_What is required_:
Scan the entries for lines with the word "this", then copy those lines.

[Material shown — start]

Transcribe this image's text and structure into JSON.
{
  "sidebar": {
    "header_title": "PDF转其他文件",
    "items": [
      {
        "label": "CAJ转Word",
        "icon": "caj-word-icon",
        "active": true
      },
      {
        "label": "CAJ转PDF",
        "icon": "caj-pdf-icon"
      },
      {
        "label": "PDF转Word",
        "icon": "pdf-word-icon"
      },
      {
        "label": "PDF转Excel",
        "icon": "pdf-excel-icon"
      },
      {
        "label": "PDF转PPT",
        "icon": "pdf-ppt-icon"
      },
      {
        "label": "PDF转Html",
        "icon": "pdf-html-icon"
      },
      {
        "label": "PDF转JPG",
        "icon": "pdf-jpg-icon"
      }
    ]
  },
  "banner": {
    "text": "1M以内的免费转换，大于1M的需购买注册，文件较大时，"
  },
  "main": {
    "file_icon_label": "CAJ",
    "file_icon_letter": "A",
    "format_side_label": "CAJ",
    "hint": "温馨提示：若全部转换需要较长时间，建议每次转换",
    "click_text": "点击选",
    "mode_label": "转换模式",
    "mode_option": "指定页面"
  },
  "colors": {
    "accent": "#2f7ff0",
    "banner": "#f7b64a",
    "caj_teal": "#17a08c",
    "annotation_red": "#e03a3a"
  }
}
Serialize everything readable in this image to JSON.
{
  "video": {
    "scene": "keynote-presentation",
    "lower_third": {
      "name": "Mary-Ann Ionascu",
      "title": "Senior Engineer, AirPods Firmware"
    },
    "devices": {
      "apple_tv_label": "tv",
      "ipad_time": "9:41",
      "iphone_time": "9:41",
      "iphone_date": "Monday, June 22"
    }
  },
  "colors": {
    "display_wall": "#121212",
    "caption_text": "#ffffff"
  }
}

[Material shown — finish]

_Reply to the exercise_:
Transcribe this image's text and structure into JSON.
Serialize everything readable in this image to JSON.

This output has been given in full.